Activity:
The answer must restate every entry exactly as it appears.
--- Stored data Enclosed Below ---
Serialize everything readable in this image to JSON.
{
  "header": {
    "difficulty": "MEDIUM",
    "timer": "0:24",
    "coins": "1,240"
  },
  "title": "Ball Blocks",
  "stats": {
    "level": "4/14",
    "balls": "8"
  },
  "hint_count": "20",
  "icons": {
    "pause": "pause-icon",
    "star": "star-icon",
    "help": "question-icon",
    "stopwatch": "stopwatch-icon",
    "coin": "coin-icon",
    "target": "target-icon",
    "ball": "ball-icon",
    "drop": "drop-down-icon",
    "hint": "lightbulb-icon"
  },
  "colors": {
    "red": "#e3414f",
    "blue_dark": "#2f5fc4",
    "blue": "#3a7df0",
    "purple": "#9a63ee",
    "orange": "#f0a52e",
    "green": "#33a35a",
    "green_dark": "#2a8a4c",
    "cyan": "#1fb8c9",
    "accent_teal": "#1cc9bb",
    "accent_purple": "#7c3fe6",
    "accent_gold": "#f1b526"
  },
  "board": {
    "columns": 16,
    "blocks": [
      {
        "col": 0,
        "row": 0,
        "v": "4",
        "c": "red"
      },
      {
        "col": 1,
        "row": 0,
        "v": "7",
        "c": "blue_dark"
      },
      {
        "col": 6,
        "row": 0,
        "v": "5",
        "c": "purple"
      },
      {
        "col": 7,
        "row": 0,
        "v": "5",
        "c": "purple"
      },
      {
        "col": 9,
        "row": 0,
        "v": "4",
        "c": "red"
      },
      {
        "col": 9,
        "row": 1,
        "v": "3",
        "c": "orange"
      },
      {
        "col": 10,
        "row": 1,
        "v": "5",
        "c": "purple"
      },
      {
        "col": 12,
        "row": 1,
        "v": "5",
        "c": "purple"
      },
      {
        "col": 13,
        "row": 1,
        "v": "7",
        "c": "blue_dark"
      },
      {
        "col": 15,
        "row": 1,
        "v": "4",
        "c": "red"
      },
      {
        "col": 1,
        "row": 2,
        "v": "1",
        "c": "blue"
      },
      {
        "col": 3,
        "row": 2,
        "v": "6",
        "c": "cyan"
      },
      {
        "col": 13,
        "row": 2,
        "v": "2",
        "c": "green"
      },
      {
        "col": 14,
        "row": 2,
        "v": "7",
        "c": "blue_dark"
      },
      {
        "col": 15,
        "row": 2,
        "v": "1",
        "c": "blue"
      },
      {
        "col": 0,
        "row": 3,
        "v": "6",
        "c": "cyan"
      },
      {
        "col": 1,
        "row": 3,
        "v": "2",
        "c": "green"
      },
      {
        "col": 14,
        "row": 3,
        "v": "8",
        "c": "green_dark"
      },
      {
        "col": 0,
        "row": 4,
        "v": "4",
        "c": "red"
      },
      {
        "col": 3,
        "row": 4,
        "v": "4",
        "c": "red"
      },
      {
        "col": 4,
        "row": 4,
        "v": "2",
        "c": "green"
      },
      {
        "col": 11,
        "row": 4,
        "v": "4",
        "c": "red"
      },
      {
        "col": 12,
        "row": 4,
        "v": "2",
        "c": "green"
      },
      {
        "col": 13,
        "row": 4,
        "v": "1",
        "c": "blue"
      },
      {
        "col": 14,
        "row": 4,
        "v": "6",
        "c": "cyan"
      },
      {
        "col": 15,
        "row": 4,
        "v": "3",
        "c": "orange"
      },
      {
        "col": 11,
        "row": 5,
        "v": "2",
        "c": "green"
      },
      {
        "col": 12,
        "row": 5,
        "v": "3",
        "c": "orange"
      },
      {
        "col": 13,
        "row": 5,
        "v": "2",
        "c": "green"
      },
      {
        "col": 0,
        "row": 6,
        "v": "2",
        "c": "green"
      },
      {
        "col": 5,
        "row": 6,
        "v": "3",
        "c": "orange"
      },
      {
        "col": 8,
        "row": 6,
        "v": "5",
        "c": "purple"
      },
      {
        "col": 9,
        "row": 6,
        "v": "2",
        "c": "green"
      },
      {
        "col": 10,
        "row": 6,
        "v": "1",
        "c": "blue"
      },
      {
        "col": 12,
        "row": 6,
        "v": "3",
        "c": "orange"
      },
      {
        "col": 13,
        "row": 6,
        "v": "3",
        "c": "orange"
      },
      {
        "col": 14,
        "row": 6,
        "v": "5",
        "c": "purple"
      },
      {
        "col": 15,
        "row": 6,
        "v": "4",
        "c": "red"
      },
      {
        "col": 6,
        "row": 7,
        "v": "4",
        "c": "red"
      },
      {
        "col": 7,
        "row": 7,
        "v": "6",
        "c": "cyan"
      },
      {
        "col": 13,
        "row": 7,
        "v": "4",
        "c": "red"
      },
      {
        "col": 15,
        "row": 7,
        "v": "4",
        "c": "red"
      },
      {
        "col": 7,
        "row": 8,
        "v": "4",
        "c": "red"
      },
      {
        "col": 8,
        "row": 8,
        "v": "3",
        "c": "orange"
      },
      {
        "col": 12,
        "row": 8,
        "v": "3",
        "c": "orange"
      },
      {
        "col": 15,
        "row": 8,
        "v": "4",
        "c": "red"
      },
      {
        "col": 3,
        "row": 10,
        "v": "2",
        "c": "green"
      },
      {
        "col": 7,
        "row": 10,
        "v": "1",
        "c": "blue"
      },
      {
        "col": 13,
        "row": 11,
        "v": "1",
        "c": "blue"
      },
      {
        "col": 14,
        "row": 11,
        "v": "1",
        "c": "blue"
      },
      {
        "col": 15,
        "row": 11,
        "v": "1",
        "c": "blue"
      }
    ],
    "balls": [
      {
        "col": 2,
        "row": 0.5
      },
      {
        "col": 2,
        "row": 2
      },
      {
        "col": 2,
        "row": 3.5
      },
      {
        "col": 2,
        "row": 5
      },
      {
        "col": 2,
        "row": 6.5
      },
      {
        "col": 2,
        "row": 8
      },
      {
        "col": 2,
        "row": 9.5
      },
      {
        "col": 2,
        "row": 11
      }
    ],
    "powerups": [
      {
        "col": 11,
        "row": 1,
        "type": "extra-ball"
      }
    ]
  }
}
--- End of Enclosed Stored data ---
Final answer:
Serialize everything readable in this image to JSON.
{
  "header": {
    "difficulty": "MEDIUM",
    "timer": "0:24",
    "coins": "1,240"
  },
  "title": "Ball Blocks",
  "stats": {
    "level": "4/14",
    "balls": "8"
  },
  "hint_count": "20",
  "icons": {
    "pause": "pause-icon",
    "star": "star-icon",
    "help": "question-icon",
    "stopwatch": "stopwatch-icon",
    "coin": "coin-icon",
    "target": "target-icon",
    "ball": "ball-icon",
    "drop": "drop-down-icon",
    "hint": "lightbulb-icon"
  },
  "colors": {
    "red": "#e3414f",
    "blue_dark": "#2f5fc4",
    "blue": "#3a7df0",
    "purple": "#9a63ee",
    "orange": "#f0a52e",
    "green": "#33a35a",
    "green_dark": "#2a8a4c",
    "cyan": "#1fb8c9",
    "accent_teal": "#1cc9bb",
    "accent_purple": "#7c3fe6",
    "accent_gold": "#f1b526"
  },
  "board": {
    "columns": 16,
    "blocks": [
      {
        "col": 0,
        "row": 0,
        "v": "4",
        "c": "red"
      },
      {
        "col": 1,
        "row": 0,
        "v": "7",
        "c": "blue_dark"
      },
      {
        "col": 6,
        "row": 0,
        "v": "5",
        "c": "purple"
      },
      {
        "col": 7,
        "row": 0,
        "v": "5",
        "c": "purple"
      },
      {
        "col": 9,
        "row": 0,
        "v": "4",
        "c": "red"
      },
      {
        "col": 9,
        "row": 1,
        "v": "3",
        "c": "orange"
      },
      {
        "col": 10,
        "row": 1,
        "v": "5",
        "c": "purple"
      },
      {
        "col": 12,
        "row": 1,
        "v": "5",
        "c": "purple"
      },
      {
        "col": 13,
        "row": 1,
        "v": "7",
        "c": "blue_dark"
      },
      {
        "col": 15,
        "row": 1,
        "v": "4",
        "c": "red"
      },
      {
        "col": 1,
        "row": 2,
        "v": "1",
        "c": "blue"
      },
      {
        "col": 3,
        "row": 2,
        "v": "6",
        "c": "cyan"
      },
      {
        "col": 13,
        "row": 2,
        "v": "2",
        "c": "green"
      },
      {
        "col": 14,
        "row": 2,
        "v": "7",
        "c": "blue_dark"
      },
      {
        "col": 15,
        "row": 2,
        "v": "1",
        "c": "blue"
      },
      {
        "col": 0,
        "row": 3,
        "v": "6",
        "c": "cyan"
      },
      {
        "col": 1,
        "row": 3,
        "v": "2",
        "c": "green"
      },
      {
        "col": 14,
        "row": 3,
        "v": "8",
        "c": "green_dark"
      },
      {
        "col": 0,
        "row": 4,
        "v": "4",
        "c": "red"
      },
      {
        "col": 3,
        "row": 4,
        "v": "4",
        "c": "red"
      },
      {
        "col": 4,
        "row": 4,
        "v": "2",
        "c": "green"
      },
      {
        "col": 11,
        "row": 4,
        "v": "4",
        "c": "red"
      },
      {
        "col": 12,
        "row": 4,
        "v": "2",
        "c": "green"
      },
      {
        "col": 13,
        "row": 4,
        "v": "1",
        "c": "blue"
      },
      {
        "col": 14,
        "row": 4,
        "v": "6",
        "c": "cyan"
      },
      {
        "col": 15,
        "row": 4,
        "v": "3",
        "c": "orange"
      },
      {
        "col": 11,
        "row": 5,
        "v": "2",
        "c": "green"
      },
      {
        "col": 12,
        "row": 5,
        "v": "3",
        "c": "orange"
      },
      {
        "col": 13,
        "row": 5,
        "v": "2",
        "c": "green"
      },
      {
        "col": 0,
        "row": 6,
        "v": "2",
        "c": "green"
      },
      {
        "col": 5,
        "row": 6,
        "v": "3",
        "c": "orange"
      },
      {
        "col": 8,
        "row": 6,
        "v": "5",
        "c": "purple"
      },
      {
        "col": 9,
        "row": 6,
        "v": "2",
        "c": "green"
      },
      {
        "col": 10,
        "row": 6,
        "v": "1",
        "c": "blue"
      },
      {
        "col": 12,
        "row": 6,
        "v": "3",
        "c": "orange"
      },
      {
        "col": 13,
        "row": 6,
        "v": "3",
        "c": "orange"
      },
      {
        "col": 14,
        "row": 6,
        "v": "5",
        "c": "purple"
      },
      {
        "col": 15,
        "row": 6,
        "v": "4",
        "c": "red"
      },
      {
        "col": 6,
        "row": 7,
        "v": "4",
        "c": "red"
      },
      {
        "col": 7,
        "row": 7,
        "v": "6",
        "c": "cyan"
      },
      {
        "col": 13,
        "row": 7,
        "v": "4",
        "c": "red"
      },
      {
        "col": 15,
        "row": 7,
        "v": "4",
        "c": "red"
      },
      {
        "col": 7,
        "row": 8,
        "v": "4",
        "c": "red"
      },
      {
        "col": 8,
        "row": 8,
        "v": "3",
        "c": "orange"
      },
      {
        "col": 12,
        "row": 8,
        "v": "3",
        "c": "orange"
      },
      {
        "col": 15,
        "row": 8,
        "v": "4",
        "c": "red"
      },
      {
        "col": 3,
        "row": 10,
        "v": "2",
        "c": "green"
      },
      {
        "col": 7,
        "row": 10,
        "v": "1",
        "c": "blue"
      },
      {
        "col": 13,
        "row": 11,
        "v": "1",
        "c": "blue"
      },
      {
        "col": 14,
        "row": 11,
        "v": "1",
        "c": "blue"
      },
      {
        "col": 15,
        "row": 11,
        "v": "1",
        "c": "blue"
      }
    ],
    "balls": [
      {
        "col": 2,
        "row": 0.5
      },
      {
        "col": 2,
        "row": 2
      },
      {
        "col": 2,
        "row": 3.5
      },
      {
        "col": 2,
        "row": 5
      },
      {
        "col": 2,
        "row": 6.5
      },
      {
        "col": 2,
        "row": 8
      },
      {
        "col": 2,
        "row": 9.5
      },
      {
        "col": 2,
        "row": 11
      }
    ],
    "powerups": [
      {
        "col": 11,
        "row": 1,
        "type": "extra-ball"
      }
    ]
  }
}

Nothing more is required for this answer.